The FTSE ploughed down through support levels on Tuesday as slowing global growth and Greece's dithering over its debt swap plan intensified pressure on riskier assets, prompting a flight to safety and sparking fears of a deeper sell-off.
London's blue chip index <.FTSE>, which is heavily weighted towards riskier banking and commodity stocks, posted its biggest one-day fall since December 14, shedding 109.02 points or 1.9 percent to 5,765.80.
The UK's benchmark index fell through various technical levels including its 50-day moving average and more importantly the uptrend support that had been in place since late November.
The FTSE 100 move lower today has taken us through uptrend support ... 5,700 would beckon near term on a break here (5,870 level), a London-based trader said.
Commodity stocks led the fallers as investors fled to safer havens such as the dollar <.DXY>, sparking a fall in the price of crude oil, off recent highs, and a retreat in base metal prices, which crimp earnings capabilities of integrated oils <.FTNMX0530> and miners <.FTNMX1770>.

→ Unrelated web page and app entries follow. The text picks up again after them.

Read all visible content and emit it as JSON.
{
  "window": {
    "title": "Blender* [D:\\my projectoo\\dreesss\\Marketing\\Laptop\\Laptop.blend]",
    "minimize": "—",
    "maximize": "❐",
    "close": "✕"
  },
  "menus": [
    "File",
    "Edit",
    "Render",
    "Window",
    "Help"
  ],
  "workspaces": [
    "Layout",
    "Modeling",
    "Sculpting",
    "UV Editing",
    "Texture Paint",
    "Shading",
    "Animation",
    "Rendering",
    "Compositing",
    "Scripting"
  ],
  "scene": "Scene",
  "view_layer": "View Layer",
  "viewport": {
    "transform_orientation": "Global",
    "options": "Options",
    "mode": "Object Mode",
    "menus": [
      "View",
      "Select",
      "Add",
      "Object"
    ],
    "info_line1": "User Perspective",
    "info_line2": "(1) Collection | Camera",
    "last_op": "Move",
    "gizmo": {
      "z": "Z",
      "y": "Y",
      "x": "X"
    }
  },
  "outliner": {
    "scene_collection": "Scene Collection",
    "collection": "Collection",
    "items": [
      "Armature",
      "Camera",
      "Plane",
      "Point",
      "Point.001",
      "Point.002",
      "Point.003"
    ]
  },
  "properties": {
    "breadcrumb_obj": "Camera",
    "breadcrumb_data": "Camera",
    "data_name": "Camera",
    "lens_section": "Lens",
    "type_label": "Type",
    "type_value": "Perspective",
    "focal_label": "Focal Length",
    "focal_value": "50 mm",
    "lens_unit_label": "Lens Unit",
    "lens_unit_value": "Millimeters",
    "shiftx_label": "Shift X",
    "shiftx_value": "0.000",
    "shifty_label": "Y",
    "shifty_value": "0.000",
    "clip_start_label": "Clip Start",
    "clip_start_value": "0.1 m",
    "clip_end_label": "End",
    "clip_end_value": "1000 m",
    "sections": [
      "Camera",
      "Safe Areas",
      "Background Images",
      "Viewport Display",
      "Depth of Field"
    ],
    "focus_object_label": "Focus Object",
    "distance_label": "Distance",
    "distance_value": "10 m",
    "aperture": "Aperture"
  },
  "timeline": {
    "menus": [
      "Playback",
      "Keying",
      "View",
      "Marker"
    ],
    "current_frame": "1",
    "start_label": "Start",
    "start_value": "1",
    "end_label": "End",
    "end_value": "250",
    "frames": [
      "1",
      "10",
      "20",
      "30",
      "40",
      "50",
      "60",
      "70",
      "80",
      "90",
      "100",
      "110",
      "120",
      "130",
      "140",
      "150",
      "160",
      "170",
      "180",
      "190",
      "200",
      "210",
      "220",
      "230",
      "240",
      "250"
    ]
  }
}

Russian gold mining group Polymetal International
UBS said without catalysts such as a strong gold/silver price or expansion in reserves base, the stock is unlikely to outperform the sector in the short term.
The fall in commodity stocks coincided with renewed fears of recession in the euro zone as a collapse in household spending, exports and manufacturing sucked the life out of the region's economy in the final months of 2011.
Accentuating the decline, 2011 GDP growth in emerging economy Brazil slipped to 2.7 percent from a 2010 figure of 7.5 percent. That followed China cutting growth forecasts on Tuesday.
Worries over a European recession, emerging market economies -- the last bastion of real growth -- and the Greek debt swap conundrum have done nothing to help fragile sentiment, which has been compounded by the recent low volume rally, Jimmy Yates, head of equities at CMC Market, said.
Traders said the FTSE 100 index extended losses on rumours, later denied by Athens, that Greece would have to push back Thursday's deadline for agreeing a debt swap with private creditors and avert a default that would endanger debt-laden Italy and Spain.
A disorderly Greek default would cause more than 1 trillion euros of damage to the euro zone and could leave Italy and Spain dependent on outside help to stop contagion spreading, the main bondholders group has said.
Banks <.FTNMX8350> and insurers <.SXIP>, both of which helped the FTSE 100 to strong gains early in 2012, fell as financials with heavy exposure to Europe's debt crisis were among the stocks worst hit.
Volatility <.VFTSE> -- a crude gauge of investor pessimism -- spiked 19 percent.
Declining earnings will increase pressure for a further reduction in debt leverage. In the meantime, Aviva's share price has re-rated based on the recovery in Italian government bonds over the last three months, Exane BNP Paribas said.
British aircraft parts supplier Meggitt
(Editing by David Cowell)